Dataset rows for apps and sites

:::::

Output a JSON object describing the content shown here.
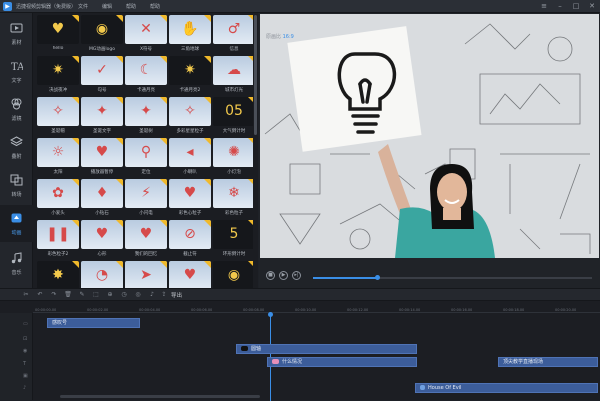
{
  "app": {
    "title": "迅捷视频剪辑器（免费版）"
  },
  "menu": {
    "items": [
      "文件",
      "编辑",
      "帮助",
      "帮助"
    ]
  },
  "sidebar": {
    "items": [
      {
        "label": "素材",
        "icon": "media-icon"
      },
      {
        "label": "文字",
        "icon": "text-icon"
      },
      {
        "label": "滤镜",
        "icon": "filter-icon"
      },
      {
        "label": "叠附",
        "icon": "overlay-icon"
      },
      {
        "label": "转场",
        "icon": "transition-icon"
      },
      {
        "label": "动画",
        "icon": "animation-icon"
      },
      {
        "label": "音乐",
        "icon": "music-icon"
      }
    ],
    "active": "动画"
  },
  "library": {
    "tiles": [
      {
        "caption": "hello",
        "icon": "shield-icon",
        "sym": "♥",
        "dark": true
      },
      {
        "caption": "MG动画logo",
        "icon": "bulb-icon",
        "sym": "◉",
        "dark": true
      },
      {
        "caption": "X符号",
        "icon": "cross-icon",
        "sym": "✕"
      },
      {
        "caption": "三角地球",
        "icon": "globe-icon",
        "sym": "✋"
      },
      {
        "caption": "信息",
        "icon": "speech-icon",
        "sym": "♂"
      },
      {
        "caption": "决战夜冲",
        "icon": "fire-icon",
        "sym": "✷",
        "dark": true
      },
      {
        "caption": "勾号",
        "icon": "check-icon",
        "sym": "✓"
      },
      {
        "caption": "卡通月亮",
        "icon": "moon-icon",
        "sym": "☾"
      },
      {
        "caption": "卡通月亮2",
        "icon": "fire-icon",
        "sym": "✷",
        "dark": true
      },
      {
        "caption": "城市灯光",
        "icon": "city-icon",
        "sym": "☁"
      },
      {
        "caption": "圣诞帽",
        "icon": "hat-icon",
        "sym": "✧"
      },
      {
        "caption": "圣诞文字",
        "icon": "text-icon",
        "sym": "✦"
      },
      {
        "caption": "圣诞树",
        "icon": "tree-icon",
        "sym": "✦"
      },
      {
        "caption": "多彩星星粒子",
        "icon": "star-icon",
        "sym": "✧"
      },
      {
        "caption": "大气倒计时",
        "icon": "countdown-icon",
        "sym": "05",
        "dark": true
      },
      {
        "caption": "太阳",
        "icon": "sun-icon",
        "sym": "☼"
      },
      {
        "caption": "播放器暂停",
        "icon": "heart-icon",
        "sym": "♥"
      },
      {
        "caption": "定位",
        "icon": "pin-icon",
        "sym": "⚲"
      },
      {
        "caption": "小喇叭",
        "icon": "megaphone-icon",
        "sym": "◂"
      },
      {
        "caption": "小灯泡",
        "icon": "bulb-icon",
        "sym": "✺"
      },
      {
        "caption": "小爱头",
        "icon": "bunny-icon",
        "sym": "✿"
      },
      {
        "caption": "小钻石",
        "icon": "diamond-icon",
        "sym": "♦"
      },
      {
        "caption": "小闪电",
        "icon": "lightning-icon",
        "sym": "⚡"
      },
      {
        "caption": "彩色心粒子",
        "icon": "hearts-icon",
        "sym": "♥"
      },
      {
        "caption": "彩色粒子",
        "icon": "particles-icon",
        "sym": "❄"
      },
      {
        "caption": "彩色粒子2",
        "icon": "sparks-icon",
        "sym": "❚❚"
      },
      {
        "caption": "心形",
        "icon": "heart-icon",
        "sym": "♥"
      },
      {
        "caption": "我们的回忆",
        "icon": "heart-frame-icon",
        "sym": "♥"
      },
      {
        "caption": "截止符",
        "icon": "forbidden-icon",
        "sym": "⊘"
      },
      {
        "caption": "环形倒计时",
        "icon": "countdown-icon",
        "sym": "5",
        "dark": true
      },
      {
        "caption": "",
        "icon": "",
        "sym": "✸",
        "dark": true
      },
      {
        "caption": "",
        "icon": "",
        "sym": "◔"
      },
      {
        "caption": "",
        "icon": "",
        "sym": "➤"
      },
      {
        "caption": "",
        "icon": "",
        "sym": "♥"
      },
      {
        "caption": "",
        "icon": "",
        "sym": "◉",
        "dark": true
      }
    ]
  },
  "player": {
    "current_time": "00:00:10.06",
    "label": "原画比",
    "ratio": "16:9"
  },
  "toolbar": {
    "export_label": "导出"
  },
  "ruler": {
    "ticks": [
      "00:00:00.00",
      "00:00:02.00",
      "00:00:04.00",
      "00:00:06.00",
      "00:00:08.00",
      "00:00:10.00",
      "00:00:12.00",
      "00:00:14.00",
      "00:00:16.00",
      "00:00:18.00",
      "00:00:20.00"
    ]
  },
  "timeline": {
    "clips": [
      {
        "label": "感叹号",
        "icon": ""
      },
      {
        "label": "圆轴",
        "icon": "dark"
      },
      {
        "label": "什么情况",
        "icon": "pink"
      },
      {
        "label": "顶尖教学直播现场",
        "icon": ""
      },
      {
        "label": "House Of Evil",
        "icon": "blue"
      }
    ]
  },
  "colors": {
    "accent": "#3a8ee6",
    "clip": "#3c5d9a",
    "star_badge": "#f0b92b"
  }
}
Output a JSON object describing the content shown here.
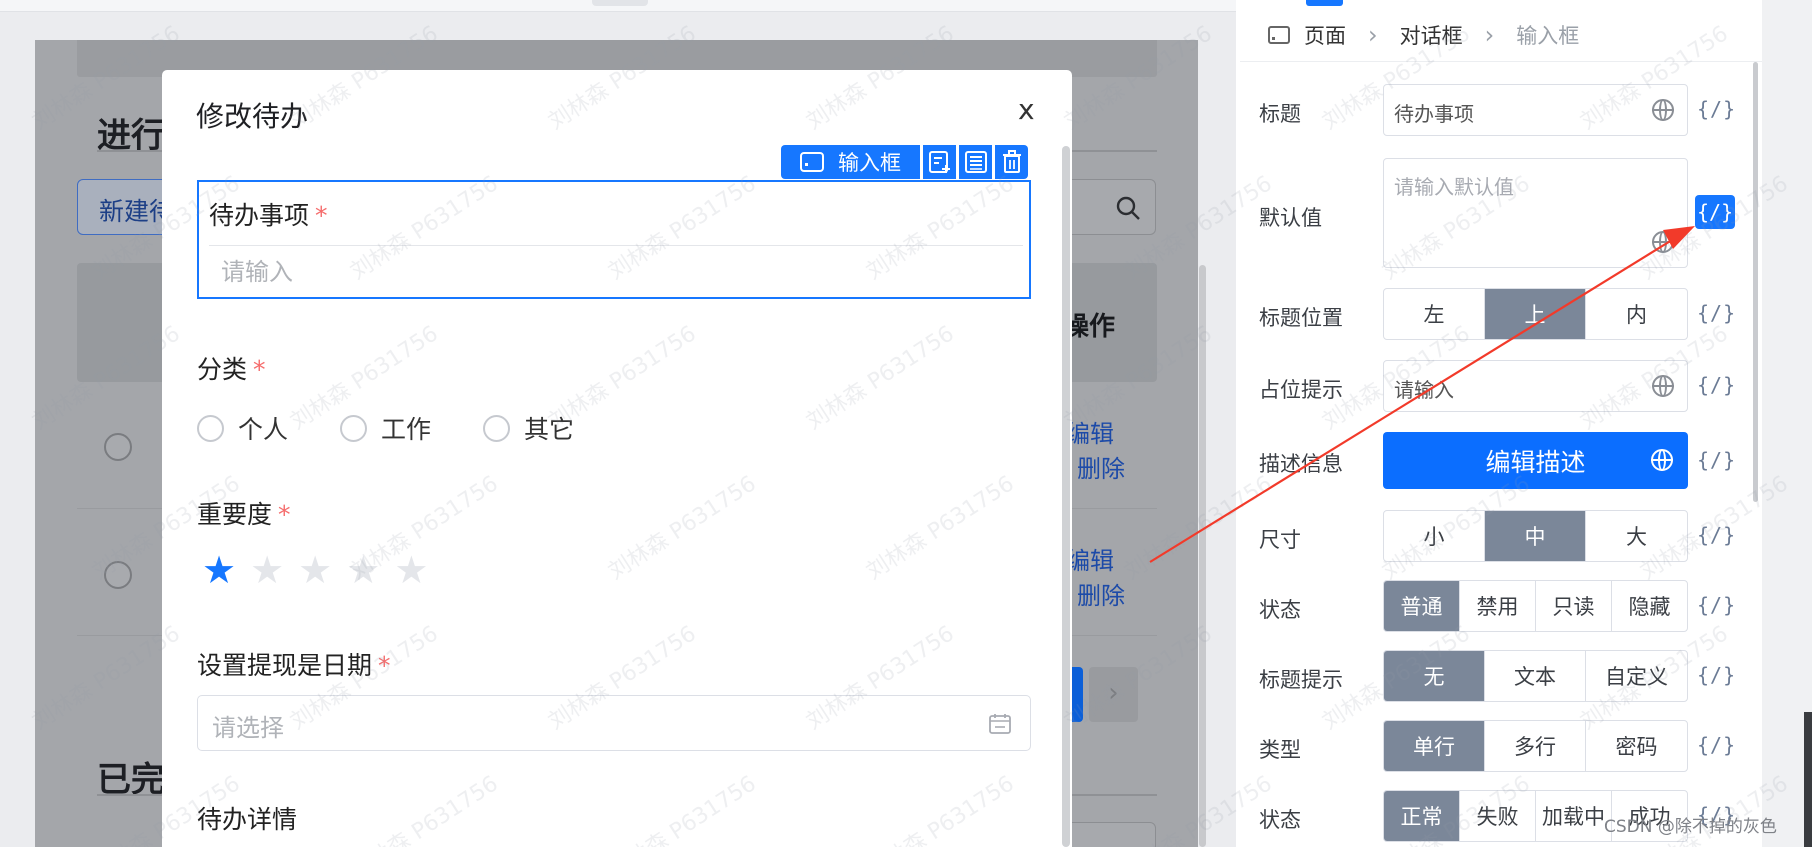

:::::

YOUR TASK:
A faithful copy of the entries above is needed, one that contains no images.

EXERCISE ANSWER:
Output a JSON object describing the content shown here.
{
  "app": {
    "title": "迅捷视频剪辑器（免费版）"
  },
  "menu": {
    "items": [
      "文件",
      "编辑",
      "帮助",
      "帮助"
    ]
  },
  "sidebar": {
    "items": [
      {
        "label": "素材",
        "icon": "media-icon"
      },
      {
        "label": "文字",
        "icon": "text-icon"
      },
      {
        "label": "滤镜",
        "icon": "filter-icon"
      },
      {
        "label": "叠附",
        "icon": "overlay-icon"
      },
      {
        "label": "转场",
        "icon": "transition-icon"
      },
      {
        "label": "动画",
        "icon": "animation-icon"
      },
      {
        "label": "音乐",
        "icon": "music-icon"
      }
    ],
    "active": "动画"
  },
  "library": {
    "tiles": [
      {
        "caption": "hello",
        "icon": "shield-icon",
        "sym": "♥",
        "dark": true
      },
      {
        "caption": "MG动画logo",
        "icon": "bulb-icon",
        "sym": "◉",
        "dark": true
      },
      {
        "caption": "X符号",
        "icon": "cross-icon",
        "sym": "✕"
      },
      {
        "caption": "三角地球",
        "icon": "globe-icon",
        "sym": "✋"
      },
      {
        "caption": "信息",
        "icon": "speech-icon",
        "sym": "♂"
      },
      {
        "caption": "决战夜冲",
        "icon": "fire-icon",
        "sym": "✷",
        "dark": true
      },
      {
        "caption": "勾号",
        "icon": "check-icon",
        "sym": "✓"
      },
      {
        "caption": "卡通月亮",
        "icon": "moon-icon",
        "sym": "☾"
      },
      {
        "caption": "卡通月亮2",
        "icon": "fire-icon",
        "sym": "✷",
        "dark": true
      },
      {
        "caption": "城市灯光",
        "icon": "city-icon",
        "sym": "☁"
      },
      {
        "caption": "圣诞帽",
        "icon": "hat-icon",
        "sym": "✧"
      },
      {
        "caption": "圣诞文字",
        "icon": "text-icon",
        "sym": "✦"
      },
      {
        "caption": "圣诞树",
        "icon": "tree-icon",
        "sym": "✦"
      },
      {
        "caption": "多彩星星粒子",
        "icon": "star-icon",
        "sym": "✧"
      },
      {
        "caption": "大气倒计时",
        "icon": "countdown-icon",
        "sym": "05",
        "dark": true
      },
      {
        "caption": "太阳",
        "icon": "sun-icon",
        "sym": "☼"
      },
      {
        "caption": "播放器暂停",
        "icon": "heart-icon",
        "sym": "♥"
      },
      {
        "caption": "定位",
        "icon": "pin-icon",
        "sym": "⚲"
      },
      {
        "caption": "小喇叭",
        "icon": "megaphone-icon",
        "sym": "◂"
      },
      {
        "caption": "小灯泡",
        "icon": "bulb-icon",
        "sym": "✺"
      },
      {
        "caption": "小爱头",
        "icon": "bunny-icon",
        "sym": "✿"
      },
      {
        "caption": "小钻石",
        "icon": "diamond-icon",
        "sym": "♦"
      },
      {
        "caption": "小闪电",
        "icon": "lightning-icon",
        "sym": "⚡"
      },
      {
        "caption": "彩色心粒子",
        "icon": "hearts-icon",
        "sym": "♥"
      },
      {
        "caption": "彩色粒子",
        "icon": "particles-icon",
        "sym": "❄"
      },
      {
        "caption": "彩色粒子2",
        "icon": "sparks-icon",
        "sym": "❚❚"
      },
      {
        "caption": "心形",
        "icon": "heart-icon",
        "sym": "♥"
      },
      {
        "caption": "我们的回忆",
        "icon": "heart-frame-icon",
        "sym": "♥"
      },
      {
        "caption": "截止符",
        "icon": "forbidden-icon",
        "sym": "⊘"
      },
      {
        "caption": "环形倒计时",
        "icon": "countdown-icon",
        "sym": "5",
        "dark": true
      },
      {
        "caption": "",
        "icon": "",
        "sym": "✸",
        "dark": true
      },
      {
        "caption": "",
        "icon": "",
        "sym": "◔"
      },
      {
        "caption": "",
        "icon": "",
        "sym": "➤"
      },
      {
        "caption": "",
        "icon": "",
        "sym": "♥"
      },
      {
        "caption": "",
        "icon": "",
        "sym": "◉",
        "dark": true
      }
    ]
  },
  "player": {
    "current_time": "00:00:10.06",
    "label": "原画比",
    "ratio": "16:9"
  },
  "toolbar": {
    "export_label": "导出"
  },
  "ruler": {
    "ticks": [
      "00:00:00.00",
      "00:00:02.00",
      "00:00:04.00",
      "00:00:06.00",
      "00:00:08.00",
      "00:00:10.00",
      "00:00:12.00",
      "00:00:14.00",
      "00:00:16.00",
      "00:00:18.00",
      "00:00:20.00"
    ]
  },
  "timeline": {
    "clips": [
      {
        "label": "感叹号",
        "icon": ""
      },
      {
        "label": "圆轴",
        "icon": "dark"
      },
      {
        "label": "什么情况",
        "icon": "pink"
      },
      {
        "label": "顶尖教学直播现场",
        "icon": ""
      },
      {
        "label": "House Of Evil",
        "icon": "blue"
      }
    ]
  },
  "colors": {
    "accent": "#3a8ee6",
    "clip": "#3c5d9a",
    "star_badge": "#f0b92b"
  }
}
Output a JSON object describing the content shown here.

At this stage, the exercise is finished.